Source: Const. of 1875, Art. II, § 20.
(1954) Land clearance for Redevelopment Law (RSMo, Sec. 99.300 et seq.), in authorizing the acquisition of sound structures and vacant land by city does not constitute taking private property for private use. State on Inf. Dalton v. Land Clearance for Redev. Auth., 364 Mo. 974, 270 S.W.2d 44.
(1954) In determining the validity of slum clearance legislation granting power of eminent domain, section 28, Article I, and section 21, Article VI, are to be construed together and as so construed a legislative finding that a blighted or insanitary area exists so as to authorize the exercise of the power of eminent domain is conclusive on the courts in absence of allegation and proof that the finding is arbitrary, or induced by fraud, collusion or bad faith. State on Inf. Dalton v. Land Clearance for Redevelopment Auth., 364 Mo. 974, 270 S.W.2d 44; (1954) Land Clearance for Redev. Authority v. City of St. Louis (Mo.), 270 S.W.2d 58.

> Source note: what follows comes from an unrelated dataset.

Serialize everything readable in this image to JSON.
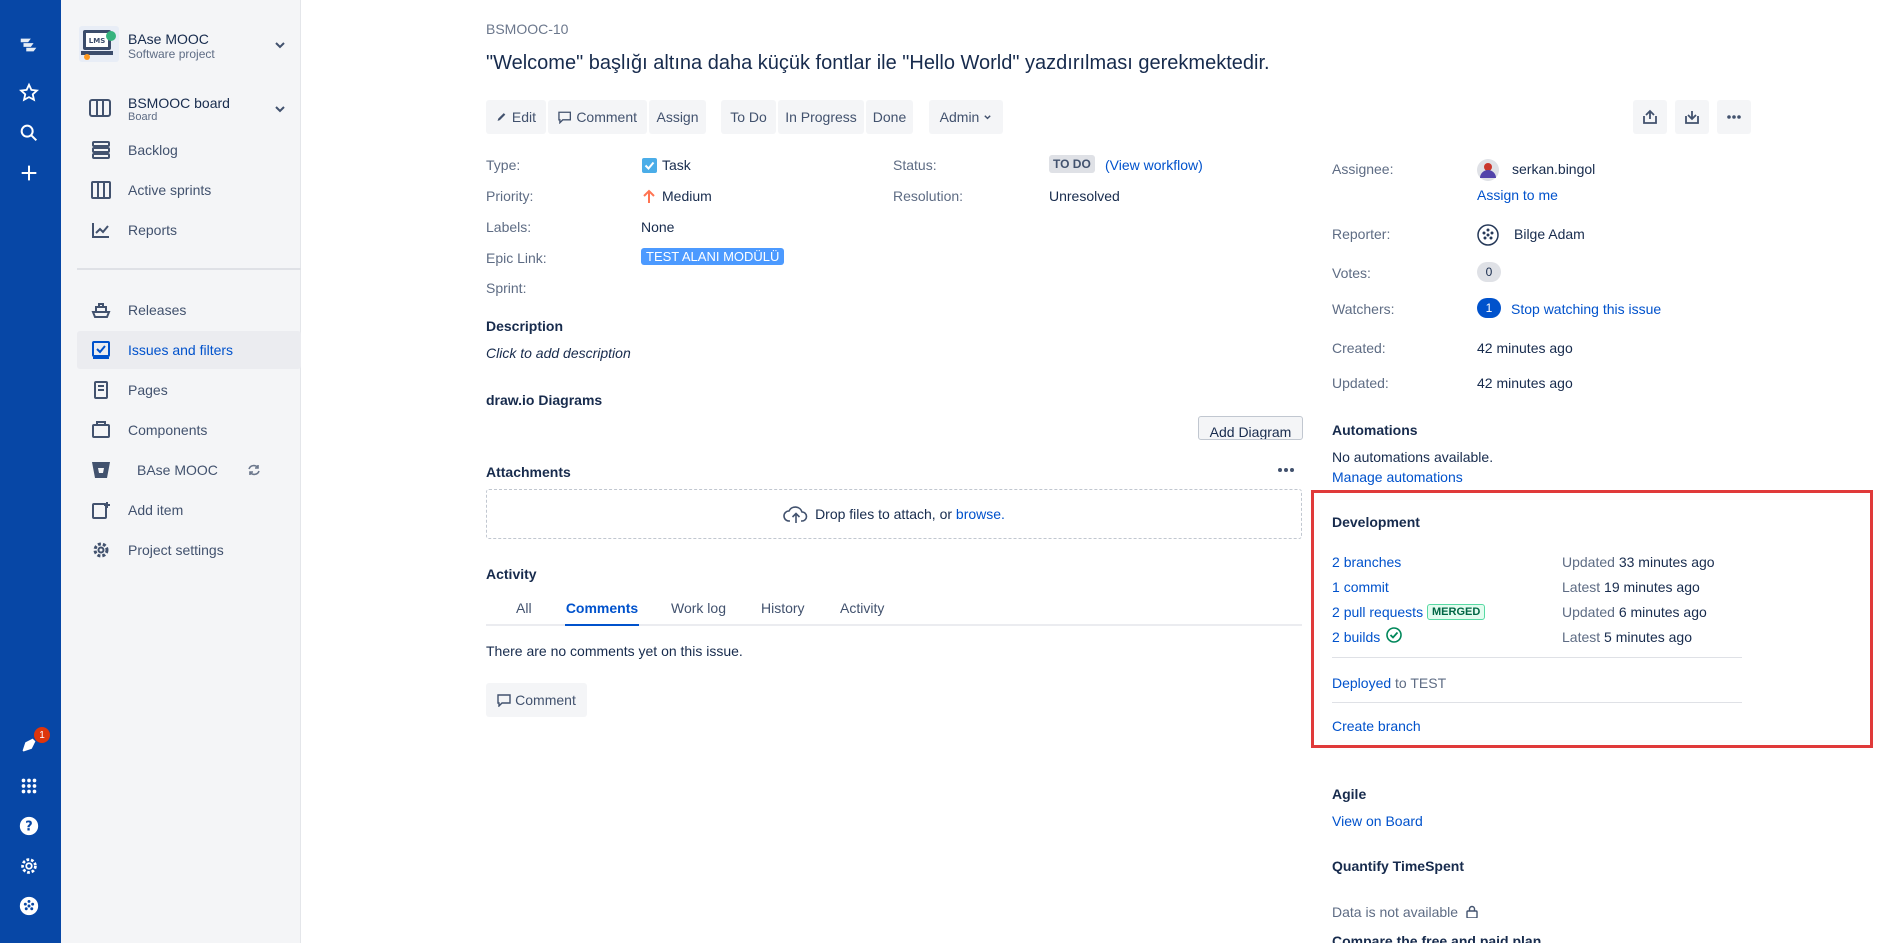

(1954) Fact that owner of all of lots on one side of proposed street built homes to sell and undertook grading of street does not establish that ordinance for grading of street was not for public use. In The Matter of Proceedings to Grade North Elmwood (Mo.), 270 S.W.2d 863.
(1961) The conveyance of property acquired by eminent domain in slum clearance project to university controlled by religious denomination held not to constitute the taking of private property for private purposes. Kintzelle v. City of St. Louis (Mo.), 347 S.W.2d 695.

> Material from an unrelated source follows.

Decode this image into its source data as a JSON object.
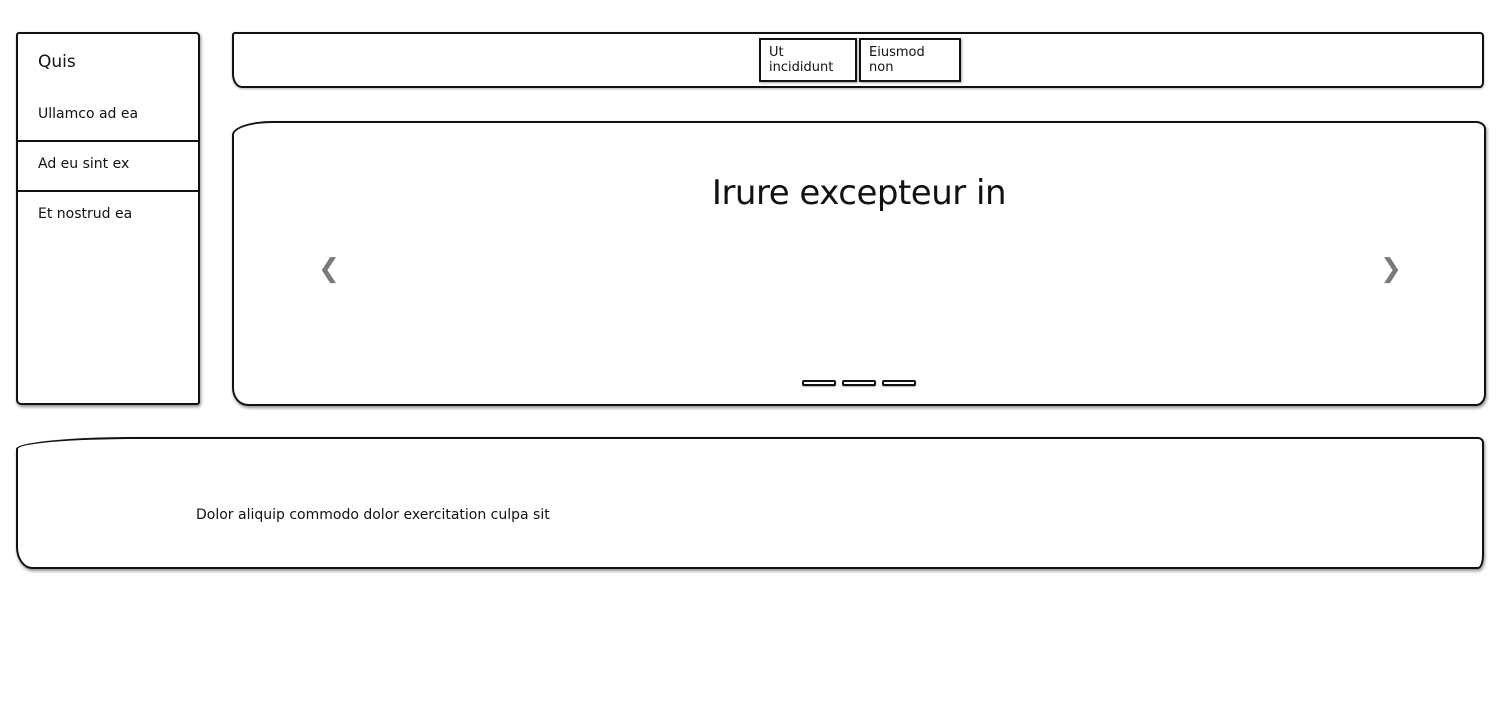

(1962) Highway commission had authority to condemn easement to provide a substitute location for pipelines which was necessary for interstate highway construction as the taking was for public purpose and was not in violation of Article III, Sec. 38(a) since state received compensation in surrender of existing right-of-way. State ex rel. State Highway Commission v. Eakin (Mo.), 357 S.W.2d 129.